While Yves Chaudron, the art faker, was busy developing copies for the well-known masterpiece, Mona Lisa was still hidden at Peruggias house. Eventually, Peruggia was caught by the authorities while attempting to offer the painting to an art dealership from Florence, Italy.

The Most significant Theft in the U.S.A:
The biggest art theft in United States occurred at the Isabella Stewart Gardner Museum. On the night of March 18, 1990, a group of thieves wearing authorities uniforms burglarized the museum and took thirteen paintings whose cumulative worth was approximated at around 300 million dollars. The thieves took 2 paintings and one print by Rembrandt, and works of Vermeer, Manet, Degas, Govaert Flinck, as well as a French and a Chinese artifact.

As of yet, none of the paintings have been found and the case is still unsolved. According to recent reports, the FBI are investigating the possibility that the Boston Mob in addition to French art dealerships are linked to the criminal offense.

The Scream:
The painting by Edvard Munchs, The Scream, is most likely the most searched for painting by art thieves in history. It has been stolen two times and was just recently recuperated. In 1994, throughout the Winter Olympics in Lillehammer, Norway, The Scream was stolen from an Oslo gallery by two burglars who broke through an open window, triggered the alarm and left a note stating: thanks for the poor security.

Three months later, the holders of the painting approached the Norwegian Government with an offer: 1 million dollars ransom for Edvard Munchs The Scream. The Federal government turned down the offer, but the Norwegian cops collaborated with the British Cops and the Getty Museum to arrange a sting operation that restored the painting to where it belongs.

While Museum officials waiting for the burglars to demand ransom money, reports declared that both paintings were burned to conceal proof. Eventually, the Norwegian cops found the two paintings on August 31, 2006 however the realities on how they were recovered are not known.


When you look at the some of the most popular cases of art thefts in history, you see completely prepared operations that include art dealers, art fakers, mobsters, ransoms, and millions of dollars. The most popular story of art theft involves one of the most popular paintings in the world and one of the most popular artists in history as a suspect. The criminal activity was carefully performed by a https://www.crunchbase.com/organization/kurt-criter infamous con male, Eduardo de Valfierno, who was sent by an art faker who meant to make copies and offer them as if they were the initial painting.

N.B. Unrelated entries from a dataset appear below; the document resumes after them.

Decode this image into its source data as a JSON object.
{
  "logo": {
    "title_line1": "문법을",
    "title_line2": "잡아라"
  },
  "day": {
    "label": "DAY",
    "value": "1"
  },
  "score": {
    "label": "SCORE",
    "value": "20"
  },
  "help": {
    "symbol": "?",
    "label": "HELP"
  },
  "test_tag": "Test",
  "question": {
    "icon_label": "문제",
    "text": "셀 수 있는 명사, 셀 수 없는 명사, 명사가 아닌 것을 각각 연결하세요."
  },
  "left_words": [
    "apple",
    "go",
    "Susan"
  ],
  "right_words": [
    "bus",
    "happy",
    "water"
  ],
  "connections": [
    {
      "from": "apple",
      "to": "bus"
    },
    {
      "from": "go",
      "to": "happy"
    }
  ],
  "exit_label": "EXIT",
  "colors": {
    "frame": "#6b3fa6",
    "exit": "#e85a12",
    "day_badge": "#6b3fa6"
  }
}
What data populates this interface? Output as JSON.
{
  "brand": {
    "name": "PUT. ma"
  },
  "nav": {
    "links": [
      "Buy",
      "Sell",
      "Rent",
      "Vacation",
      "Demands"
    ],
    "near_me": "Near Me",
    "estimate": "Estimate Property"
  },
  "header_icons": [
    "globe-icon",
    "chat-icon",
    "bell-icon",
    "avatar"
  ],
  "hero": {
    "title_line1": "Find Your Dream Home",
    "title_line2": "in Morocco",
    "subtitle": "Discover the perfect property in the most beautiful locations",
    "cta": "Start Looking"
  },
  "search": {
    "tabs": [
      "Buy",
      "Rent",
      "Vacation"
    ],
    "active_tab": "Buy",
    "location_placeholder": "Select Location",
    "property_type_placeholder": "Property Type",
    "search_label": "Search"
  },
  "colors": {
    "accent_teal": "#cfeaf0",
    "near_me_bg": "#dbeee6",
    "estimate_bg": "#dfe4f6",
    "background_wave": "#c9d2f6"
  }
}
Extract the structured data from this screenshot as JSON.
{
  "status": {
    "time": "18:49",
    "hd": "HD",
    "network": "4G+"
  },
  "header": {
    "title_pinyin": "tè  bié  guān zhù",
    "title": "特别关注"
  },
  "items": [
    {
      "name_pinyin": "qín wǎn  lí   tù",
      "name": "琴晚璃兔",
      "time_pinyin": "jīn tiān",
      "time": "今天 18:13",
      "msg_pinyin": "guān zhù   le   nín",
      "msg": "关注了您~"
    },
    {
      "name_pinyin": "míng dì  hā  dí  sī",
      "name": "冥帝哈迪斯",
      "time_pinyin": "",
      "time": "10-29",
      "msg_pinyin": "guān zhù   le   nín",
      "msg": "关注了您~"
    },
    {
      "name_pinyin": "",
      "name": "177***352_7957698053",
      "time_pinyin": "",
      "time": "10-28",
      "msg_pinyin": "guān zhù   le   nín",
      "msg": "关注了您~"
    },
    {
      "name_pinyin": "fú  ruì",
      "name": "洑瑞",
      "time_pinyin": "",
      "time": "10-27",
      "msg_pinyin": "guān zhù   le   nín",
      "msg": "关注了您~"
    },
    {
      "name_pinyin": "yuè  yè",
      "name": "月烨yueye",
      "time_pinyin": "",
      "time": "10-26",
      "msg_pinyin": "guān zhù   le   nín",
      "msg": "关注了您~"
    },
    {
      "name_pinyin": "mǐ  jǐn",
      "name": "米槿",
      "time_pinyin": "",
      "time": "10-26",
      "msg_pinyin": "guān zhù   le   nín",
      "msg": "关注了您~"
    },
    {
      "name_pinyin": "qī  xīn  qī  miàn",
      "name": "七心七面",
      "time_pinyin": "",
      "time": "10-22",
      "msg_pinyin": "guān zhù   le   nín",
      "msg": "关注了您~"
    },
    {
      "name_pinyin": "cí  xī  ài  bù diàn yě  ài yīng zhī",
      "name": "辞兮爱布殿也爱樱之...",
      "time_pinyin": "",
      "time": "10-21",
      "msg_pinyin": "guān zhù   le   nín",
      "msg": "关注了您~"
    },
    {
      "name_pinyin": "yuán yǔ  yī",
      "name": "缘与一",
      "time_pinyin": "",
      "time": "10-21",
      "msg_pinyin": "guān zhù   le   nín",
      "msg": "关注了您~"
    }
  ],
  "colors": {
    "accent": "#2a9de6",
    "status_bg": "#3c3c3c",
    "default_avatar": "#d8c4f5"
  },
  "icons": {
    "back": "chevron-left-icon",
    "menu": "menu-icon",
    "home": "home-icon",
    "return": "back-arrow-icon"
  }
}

Ultimately, Peruggia was captured by the cops while attempting to sell the painting to an art dealer from Florence, Italy. The painting by Edvard Munchs, The Scream, is probably the most sought after painting by art burglars in history.

1 2 3 4 5 6 7 8 9 10 11 12 13 14 15

Comments on “Art Theft: The Many Fascinating and Famous Cases in History”

Leave a Reply

Gravatar